Bible verses memorization is commonplace in the modern Church. It’s in Sunday School, on web services, in emails, flashcards, and probably any other place you can think to put a verse. The question is: Is it effective?
Maybe you are — or were — like me. I thought I was a bad Christian. I had lots of Bible stories floating around, even a few key verses, but I could never remember them exactly right.
I would say something like, “Present yourselves a living sacrifice, that you… eh… are acceptable to God… and… eh… prove Him worthy.” But, I’d work at it, read and study more, and I would get better at remembering the verses, but would have trouble remembering book, chapter, and verse.
Then I would say, “Oh, I know them well, I just don’t know where they live.”
At that time, I was a Christian for about 12 years. My friend, a veritable toddler in the faith (2 years,) was quoting scriptures until he was blue in the face. Honestly, I was jealous.
That’s where my heart was. I wanted to learn Bible Memory Verses just to prove I knew something, gain recognition, show I was a ‘man of God.’
Now, I haven’t arrived yet, but I have definitely left. I realized my attitude was wrong and began looking at this whole concept of memory verses. What does the Bible say? Well, it really doesn’t say much about memorizing verses. There are a few verses that can be interpreted into memorizing, but I would go a step further. We are not just to memorize verses, but to focus intently on them, think on them, rehearse them in our minds and hearts, and chew on it like a cow chewing its cud; getting every last bit of nourishment.
So, what’s the difference between memorizing and meditating? What might seem like a small matter will make a huge difference in your life.
God told the Israelites make scripture integral to their life:
“These commandments that I give you today are to be upon your hearts. Impress them on your children. Talk about them when you sit at home and when you walk along the road, when you lie down and when you get up. Tie them as symbols on your hands and bind them on your foreheads. Write them on the doorframes of your houses and on your gates.” – Deut. 6:6-9 (NIV)
The first instruction on meditation occurs in Joshua 1:8. God tells Joshua that he is (we are) to meditate on the book of the law day and night. Why? “That you may be careful to do everything written in it. Then you will be prosperous and successful.” (NIV) The word meditate is the Hebrew word ‘Hagah’ (Strong’s H1897) which means to mumble, mutter, utter or speak. God tells Joshua, “You want to fill Moses shoes, then think about and speak about what is written day and night. Yes, even the book of Numbers.”
Then again, David writes, “[The blessed man’s] delight is in the law of the LORD, and on his law he meditates day and night.” (Psalm 1:2 NIV emphasis mine)
Let me digress. I do believe that memorizing Bible verses is better than not memorizing. It can only benefit you. BUT the Bible teaches going deeper than mere memorization.
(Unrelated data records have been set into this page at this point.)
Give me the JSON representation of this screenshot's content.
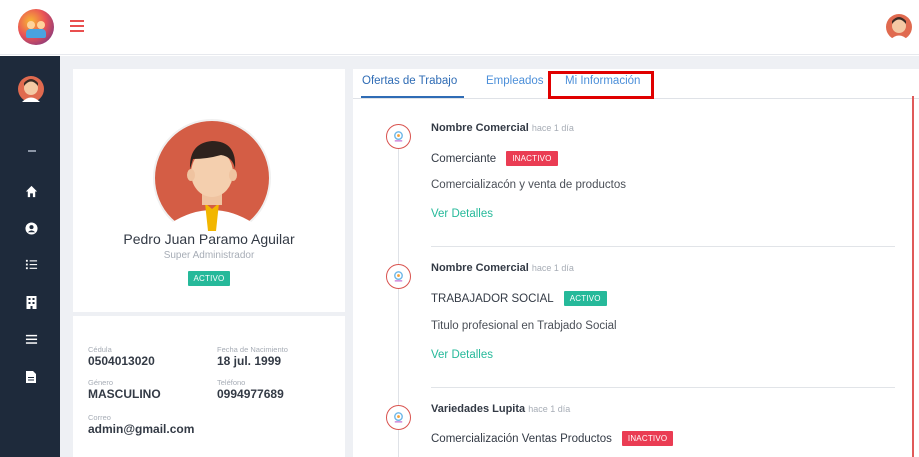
{
  "colors": {
    "sidebar_bg": "#1e2a3b",
    "content_bg": "#eef0f4",
    "tab_link": "#4c8fd9",
    "badge_active": "#26b99a",
    "badge_inactive": "#ea3c53",
    "link_green": "#26b99a",
    "highlight_box": "#e00000"
  },
  "header": {
    "logo_icon": "kids-logo-icon",
    "menu_icon": "hamburger-icon",
    "user_avatar_icon": "user-avatar-icon"
  },
  "sidebar": {
    "avatar_icon": "user-avatar-icon",
    "items": [
      {
        "icon": "home-icon"
      },
      {
        "icon": "user-circle-icon"
      },
      {
        "icon": "list-check-icon"
      },
      {
        "icon": "building-icon"
      },
      {
        "icon": "list-icon"
      },
      {
        "icon": "file-icon"
      }
    ]
  },
  "profile": {
    "name": "Pedro Juan Paramo Aguilar",
    "role": "Super Administrador",
    "status": "ACTIVO",
    "fields": {
      "cedula": {
        "label": "Cédula",
        "value": "0504013020"
      },
      "fecha": {
        "label": "Fecha de Nacimiento",
        "value": "18 jul. 1999"
      },
      "genero": {
        "label": "Género",
        "value": "MASCULINO"
      },
      "telefono": {
        "label": "Teléfono",
        "value": "0994977689"
      },
      "correo": {
        "label": "Correo",
        "value": "admin@gmail.com"
      }
    }
  },
  "tabs": [
    {
      "label": "Ofertas de Trabajo",
      "active": true
    },
    {
      "label": "Empleados",
      "active": false
    },
    {
      "label": "Mi Información",
      "active": false
    }
  ],
  "timeline": [
    {
      "company": "Nombre Comercial",
      "time": "hace 1 día",
      "title": "Comerciante",
      "status": "INACTIVO",
      "description": "Comercializacón y venta de productos",
      "link": "Ver Detalles"
    },
    {
      "company": "Nombre Comercial",
      "time": "hace 1 día",
      "title": "TRABAJADOR SOCIAL",
      "status": "ACTIVO",
      "description": "Titulo profesional en Trabjado Social",
      "link": "Ver Detalles"
    },
    {
      "company": "Variedades Lupita",
      "time": "hace 1 día",
      "title": "Comercialización Ventas Productos",
      "status": "INACTIVO"
    }
  ]
}
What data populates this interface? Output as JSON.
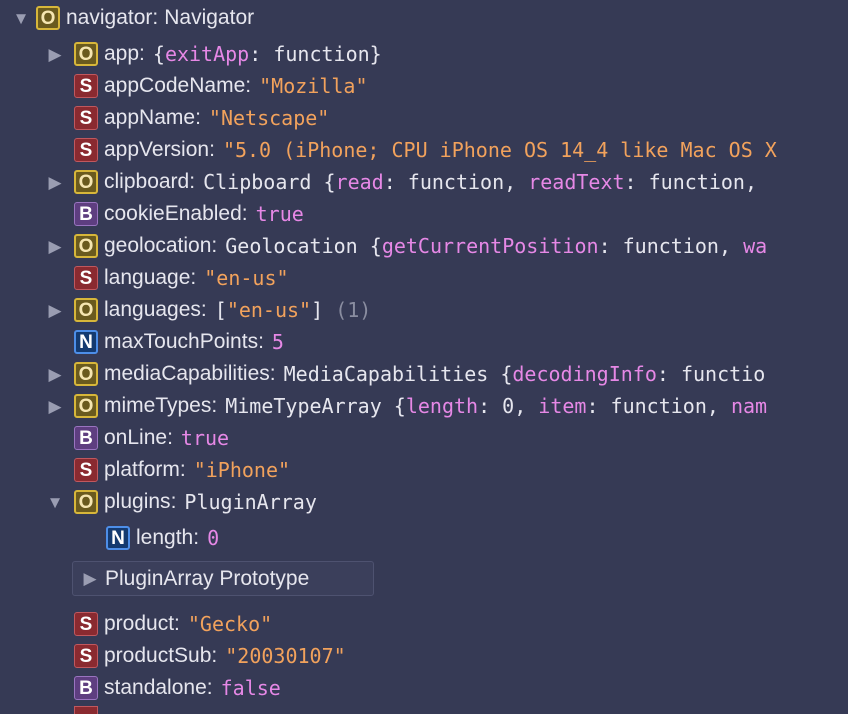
{
  "root": {
    "key": "navigator",
    "type_label": "Navigator",
    "badge": "O"
  },
  "props": [
    {
      "key": "app",
      "badge": "O",
      "expandable": true,
      "segments": [
        {
          "t": "{",
          "c": "fn"
        },
        {
          "t": "exitApp",
          "c": "prop"
        },
        {
          "t": ": function}",
          "c": "fn"
        }
      ]
    },
    {
      "key": "appCodeName",
      "badge": "S",
      "segments": [
        {
          "t": "\"Mozilla\"",
          "c": "str"
        }
      ]
    },
    {
      "key": "appName",
      "badge": "S",
      "segments": [
        {
          "t": "\"Netscape\"",
          "c": "str"
        }
      ]
    },
    {
      "key": "appVersion",
      "badge": "S",
      "segments": [
        {
          "t": "\"5.0 (iPhone; CPU iPhone OS 14_4 like Mac OS X",
          "c": "str"
        }
      ]
    },
    {
      "key": "clipboard",
      "badge": "O",
      "expandable": true,
      "segments": [
        {
          "t": "Clipboard {",
          "c": "cls"
        },
        {
          "t": "read",
          "c": "prop"
        },
        {
          "t": ": function, ",
          "c": "fn"
        },
        {
          "t": "readText",
          "c": "prop"
        },
        {
          "t": ": function, ",
          "c": "fn"
        }
      ]
    },
    {
      "key": "cookieEnabled",
      "badge": "B",
      "segments": [
        {
          "t": "true",
          "c": "kw"
        }
      ]
    },
    {
      "key": "geolocation",
      "badge": "O",
      "expandable": true,
      "segments": [
        {
          "t": "Geolocation {",
          "c": "cls"
        },
        {
          "t": "getCurrentPosition",
          "c": "prop"
        },
        {
          "t": ": function, ",
          "c": "fn"
        },
        {
          "t": "wa",
          "c": "prop"
        }
      ]
    },
    {
      "key": "language",
      "badge": "S",
      "segments": [
        {
          "t": "\"en-us\"",
          "c": "str"
        }
      ]
    },
    {
      "key": "languages",
      "badge": "O",
      "expandable": true,
      "segments": [
        {
          "t": "[",
          "c": "fn"
        },
        {
          "t": "\"en-us\"",
          "c": "str"
        },
        {
          "t": "] ",
          "c": "fn"
        },
        {
          "t": "(1)",
          "c": "cnt"
        }
      ]
    },
    {
      "key": "maxTouchPoints",
      "badge": "N",
      "segments": [
        {
          "t": "5",
          "c": "num"
        }
      ]
    },
    {
      "key": "mediaCapabilities",
      "badge": "O",
      "expandable": true,
      "segments": [
        {
          "t": "MediaCapabilities {",
          "c": "cls"
        },
        {
          "t": "decodingInfo",
          "c": "prop"
        },
        {
          "t": ": functio",
          "c": "fn"
        }
      ]
    },
    {
      "key": "mimeTypes",
      "badge": "O",
      "expandable": true,
      "segments": [
        {
          "t": "MimeTypeArray {",
          "c": "cls"
        },
        {
          "t": "length",
          "c": "prop"
        },
        {
          "t": ": 0, ",
          "c": "fn"
        },
        {
          "t": "item",
          "c": "prop"
        },
        {
          "t": ": function, ",
          "c": "fn"
        },
        {
          "t": "nam",
          "c": "prop"
        }
      ]
    },
    {
      "key": "onLine",
      "badge": "B",
      "segments": [
        {
          "t": "true",
          "c": "kw"
        }
      ]
    },
    {
      "key": "platform",
      "badge": "S",
      "segments": [
        {
          "t": "\"iPhone\"",
          "c": "str"
        }
      ]
    },
    {
      "key": "plugins",
      "badge": "O",
      "expanded": true,
      "segments": [
        {
          "t": "PluginArray",
          "c": "cls"
        }
      ]
    }
  ],
  "plugins_children": {
    "length": {
      "key": "length",
      "badge": "N",
      "value": "0"
    },
    "prototype_label": "PluginArray Prototype"
  },
  "props_after": [
    {
      "key": "product",
      "badge": "S",
      "segments": [
        {
          "t": "\"Gecko\"",
          "c": "str"
        }
      ]
    },
    {
      "key": "productSub",
      "badge": "S",
      "segments": [
        {
          "t": "\"20030107\"",
          "c": "str"
        }
      ]
    },
    {
      "key": "standalone",
      "badge": "B",
      "segments": [
        {
          "t": "false",
          "c": "kw"
        }
      ]
    }
  ],
  "colors": {
    "background": "#363a55",
    "string": "#f2a25c",
    "keyword": "#e688e6",
    "text": "#e6e6ee"
  }
}
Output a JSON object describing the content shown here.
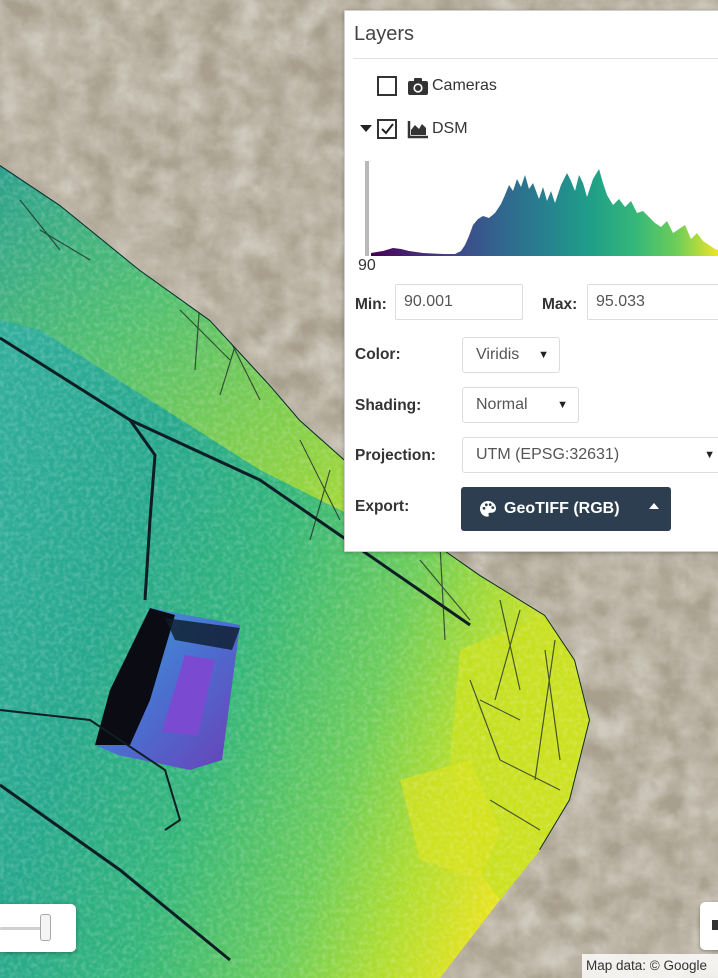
{
  "panel": {
    "title": "Layers",
    "layers": [
      {
        "label": "Cameras",
        "checked": false,
        "expanded": null,
        "icon": "camera-icon"
      },
      {
        "label": "DSM",
        "checked": true,
        "expanded": true,
        "icon": "area-chart-icon"
      }
    ],
    "histogram": {
      "min_label": "90",
      "colormap": "viridis"
    },
    "min": {
      "label": "Min:",
      "value": "90.001"
    },
    "max": {
      "label": "Max:",
      "value": "95.033"
    },
    "color": {
      "label": "Color:",
      "value": "Viridis"
    },
    "shading": {
      "label": "Shading:",
      "value": "Normal"
    },
    "projection": {
      "label": "Projection:",
      "value": "UTM (EPSG:32631)"
    },
    "export": {
      "label": "Export:",
      "button": "GeoTIFF (RGB)"
    }
  },
  "map": {
    "attribution": "Map data: © Google"
  },
  "colors": {
    "export_button": "#2c3e50",
    "satellite_ground": "#a89f8d",
    "viridis_low": "#440154",
    "viridis_mid": "#21918c",
    "viridis_high": "#fde725"
  }
}
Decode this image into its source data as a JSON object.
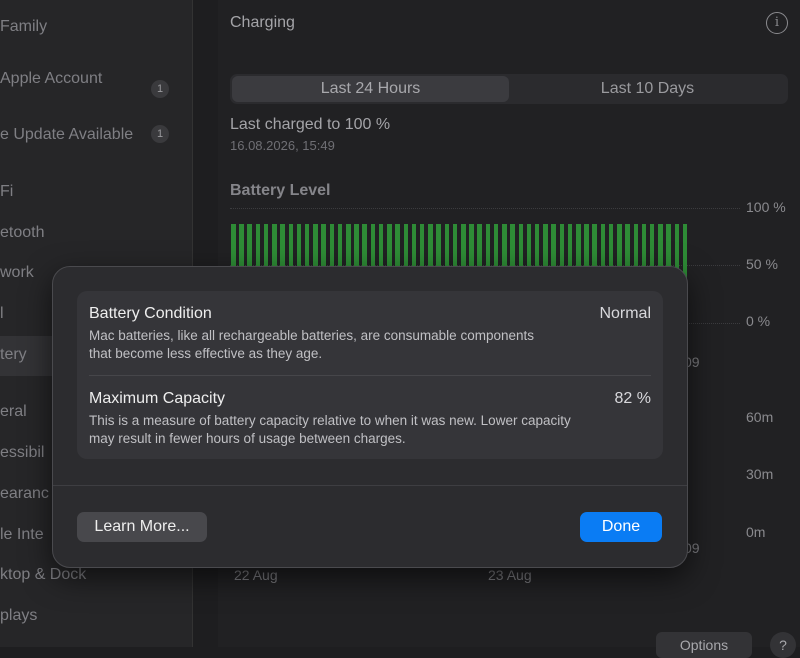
{
  "sidebar": {
    "items": [
      {
        "label": "Family"
      },
      {
        "label": "Apple Account"
      },
      {
        "label": "e Update Available"
      },
      {
        "label": "Fi"
      },
      {
        "label": "etooth"
      },
      {
        "label": "work"
      },
      {
        "label": "l"
      },
      {
        "label": "tery"
      },
      {
        "label": "eral"
      },
      {
        "label": "essibil"
      },
      {
        "label": "earanc"
      },
      {
        "label": "le Inte"
      },
      {
        "label": "ktop & Dock"
      },
      {
        "label": "plays"
      }
    ],
    "badges": [
      "1",
      "1"
    ]
  },
  "main": {
    "title": "Charging",
    "tabs": [
      {
        "label": "Last 24 Hours",
        "active": true
      },
      {
        "label": "Last 10 Days",
        "active": false
      }
    ],
    "last_charged": "Last charged to 100 %",
    "last_charged_date": "16.08.2026, 15:49",
    "battery_level_label": "Battery Level",
    "y_ticks_top": [
      "100 %",
      "50 %",
      "0 %"
    ],
    "y_ticks_bottom": [
      "60m",
      "30m",
      "0m"
    ],
    "partial_label_top": "09",
    "partial_label_bottom": "09",
    "dates": [
      "22 Aug",
      "23 Aug"
    ],
    "options_label": "Options",
    "help_label": "?"
  },
  "chart_data": {
    "type": "bar",
    "title": "Battery Level",
    "ylim": [
      0,
      100
    ],
    "y_ticks": [
      "100 %",
      "50 %",
      "0 %"
    ],
    "bar_count": 56,
    "values": [
      84,
      84,
      84,
      84,
      84,
      84,
      84,
      84,
      84,
      84,
      84,
      84,
      84,
      84,
      84,
      84,
      84,
      84,
      84,
      84,
      84,
      84,
      84,
      84,
      84,
      84,
      84,
      84,
      84,
      84,
      84,
      84,
      84,
      84,
      84,
      84,
      84,
      84,
      84,
      84,
      84,
      84,
      84,
      84,
      84,
      84,
      84,
      84,
      84,
      84,
      84,
      84,
      84,
      84,
      84,
      84
    ],
    "color": "#2e8c36"
  },
  "modal": {
    "battery_condition_title": "Battery Condition",
    "battery_condition_value": "Normal",
    "battery_condition_desc": "Mac batteries, like all rechargeable batteries, are consumable components that become less effective as they age.",
    "max_capacity_title": "Maximum Capacity",
    "max_capacity_value": "82 %",
    "max_capacity_desc": "This is a measure of battery capacity relative to when it was new. Lower capacity may result in fewer hours of usage between charges.",
    "learn_more_label": "Learn More...",
    "done_label": "Done"
  },
  "colors": {
    "accent": "#0a7cf4",
    "battery_green": "#2e8c36"
  }
}
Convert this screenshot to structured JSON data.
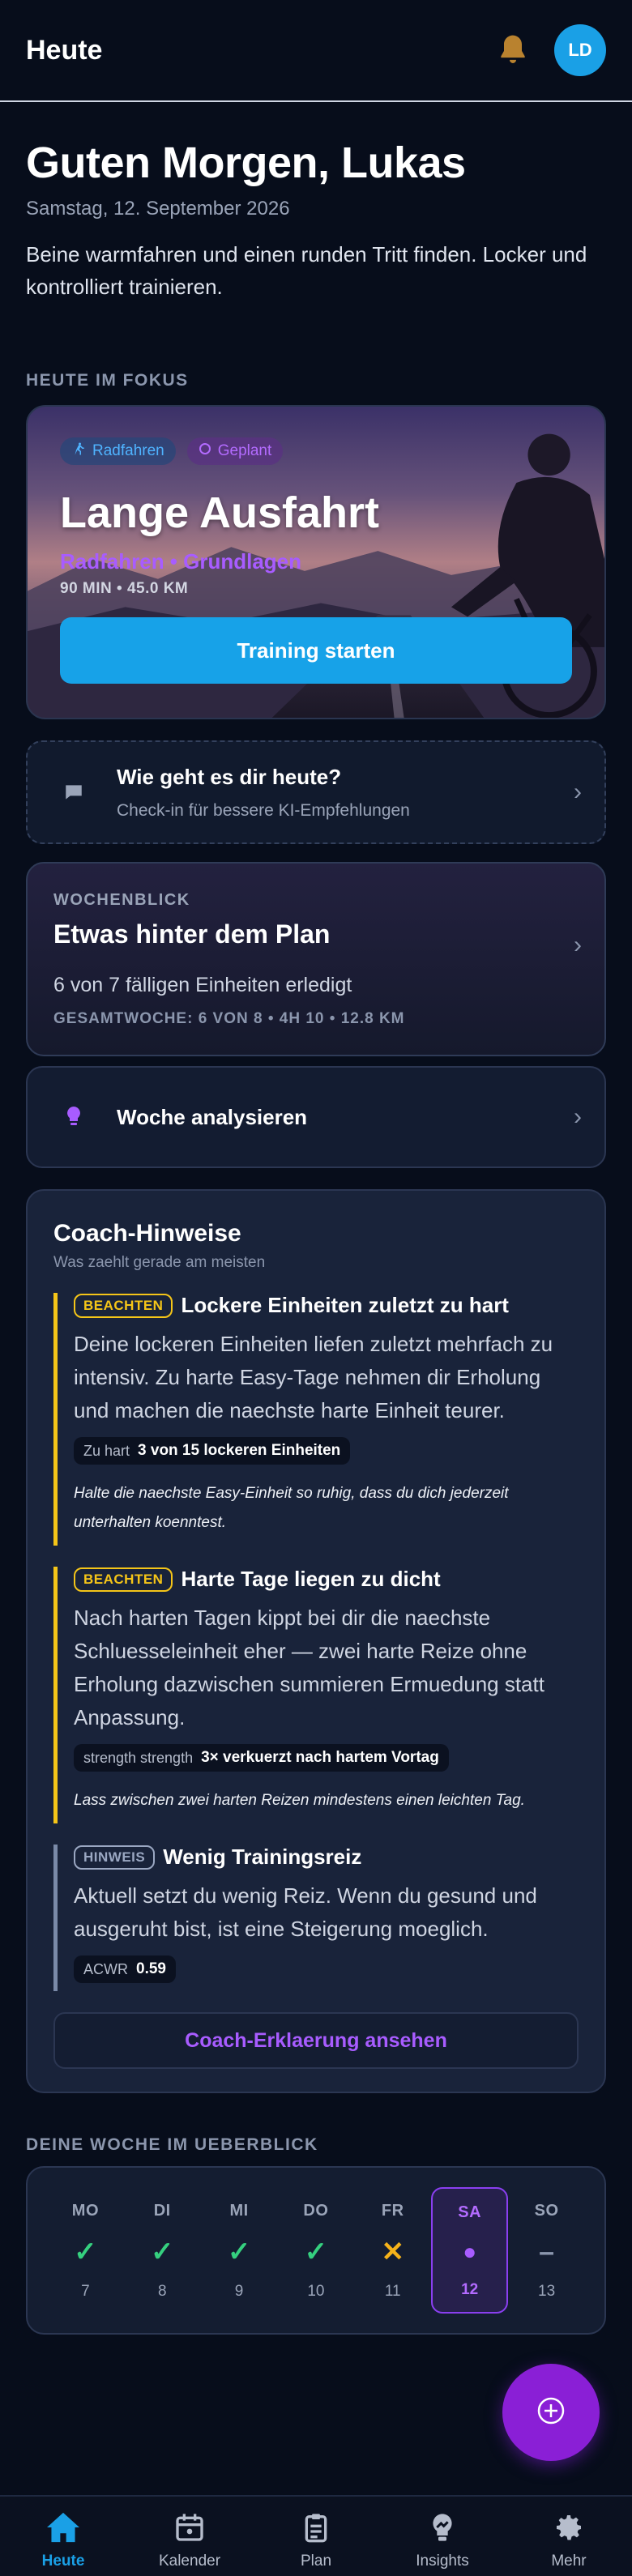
{
  "header": {
    "title": "Heute",
    "avatar_initials": "LD",
    "notification_icon": "bell-icon"
  },
  "greeting": {
    "title": "Guten Morgen, Lukas",
    "date": "Samstag, 12. September 2026",
    "intro": "Beine warmfahren und einen runden Tritt finden. Locker und kontrolliert trainieren."
  },
  "focus": {
    "section_label": "HEUTE IM FOKUS",
    "chip_sport": "Radfahren",
    "chip_status": "Geplant",
    "title": "Lange Ausfahrt",
    "subtitle": "Radfahren • Grundlagen",
    "meta": "90 MIN • 45.0 KM",
    "start_label": "Training starten"
  },
  "checkin": {
    "title": "Wie geht es dir heute?",
    "subtitle": "Check-in für bessere KI-Empfehlungen"
  },
  "week_card": {
    "kicker": "WOCHENBLICK",
    "title": "Etwas hinter dem Plan",
    "progress_text": "6 von 7 fälligen Einheiten erledigt",
    "total": "GESAMTWOCHE: 6 VON 8 • 4H 10 • 12.8 KM"
  },
  "analyze": {
    "label": "Woche analysieren"
  },
  "coach": {
    "title": "Coach-Hinweise",
    "subtitle": "Was zaehlt gerade am meisten",
    "hints": [
      {
        "badge": "BEACHTEN",
        "title": "Lockere Einheiten zuletzt zu hart",
        "body": "Deine lockeren Einheiten liefen zuletzt mehrfach zu intensiv. Zu harte Easy-Tage nehmen dir Erholung und machen die naechste harte Einheit teurer.",
        "stat_key": "Zu hart",
        "stat_value": "3 von 15 lockeren Einheiten",
        "tip": "Halte die naechste Easy-Einheit so ruhig, dass du dich jederzeit unterhalten koenntest."
      },
      {
        "badge": "BEACHTEN",
        "title": "Harte Tage liegen zu dicht",
        "body": "Nach harten Tagen kippt bei dir die naechste Schluesseleinheit eher — zwei harte Reize ohne Erholung dazwischen summieren Ermuedung statt Anpassung.",
        "stat_key": "strength strength",
        "stat_value": "3× verkuerzt nach hartem Vortag",
        "tip": "Lass zwischen zwei harten Reizen mindestens einen leichten Tag."
      },
      {
        "badge": "HINWEIS",
        "title": "Wenig Trainingsreiz",
        "body": "Aktuell setzt du wenig Reiz. Wenn du gesund und ausgeruht bist, ist eine Steigerung moeglich.",
        "stat_key": "ACWR",
        "stat_value": "0.59"
      }
    ],
    "explain_label": "Coach-Erklaerung ansehen"
  },
  "overview": {
    "section_label": "DEINE WOCHE IM UEBERBLICK",
    "days": [
      {
        "name": "MO",
        "status": "✓",
        "date": "7"
      },
      {
        "name": "DI",
        "status": "✓",
        "date": "8"
      },
      {
        "name": "MI",
        "status": "✓",
        "date": "9"
      },
      {
        "name": "DO",
        "status": "✓",
        "date": "10"
      },
      {
        "name": "FR",
        "status": "✕",
        "date": "11"
      },
      {
        "name": "SA",
        "status": "●",
        "date": "12"
      },
      {
        "name": "SO",
        "status": "–",
        "date": "13"
      }
    ]
  },
  "nav": {
    "items": [
      {
        "label": "Heute"
      },
      {
        "label": "Kalender"
      },
      {
        "label": "Plan"
      },
      {
        "label": "Insights"
      },
      {
        "label": "Mehr"
      }
    ],
    "active": "Heute"
  },
  "colors": {
    "accent": "#1aa0e6",
    "purple": "#a85cff",
    "warning": "#f5c518",
    "success": "#35d07f"
  }
}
In fact, it teaches us not just to memorize but to hide the Word in our heart and make it a part of who we are. Memorization involves your mind while meditation involves your heart.
A simple story sums up this point. A man held a friends and family Christmas party. As they were gathered around the fire, they decided to, in the spirit of the season, quote their favorite verses. The host, an eloquent speaker, arose and recited the 23rd Psalm (The Lord is my shepherd, I shall not want….) The guests were amazed at his flair for delivery and applauded. After a few others, it was Grandma’s turn. Now Grandma had been dozing for about a half hour and had missed what was going on. The host gently woke her and asked her to recite her favorite verse. The Grandmother sat up, cleared her throat, and recited the 23rd Psalm. When she was finished, there was not a dry eye in the room.
As his guests were leaving, one friend approached him and said, “I don’t get it, what was the difference between your recitation and your Grandmother’s? They were identical.” The host smiled and simply said, “I know the Psalm. She knows the Shepherd.”
So start today. Take a favorite memory verse, or look-up popular verse, and take the first step beyond memorization. Write it on the tablet of your heart. After a month, the results may surprise you.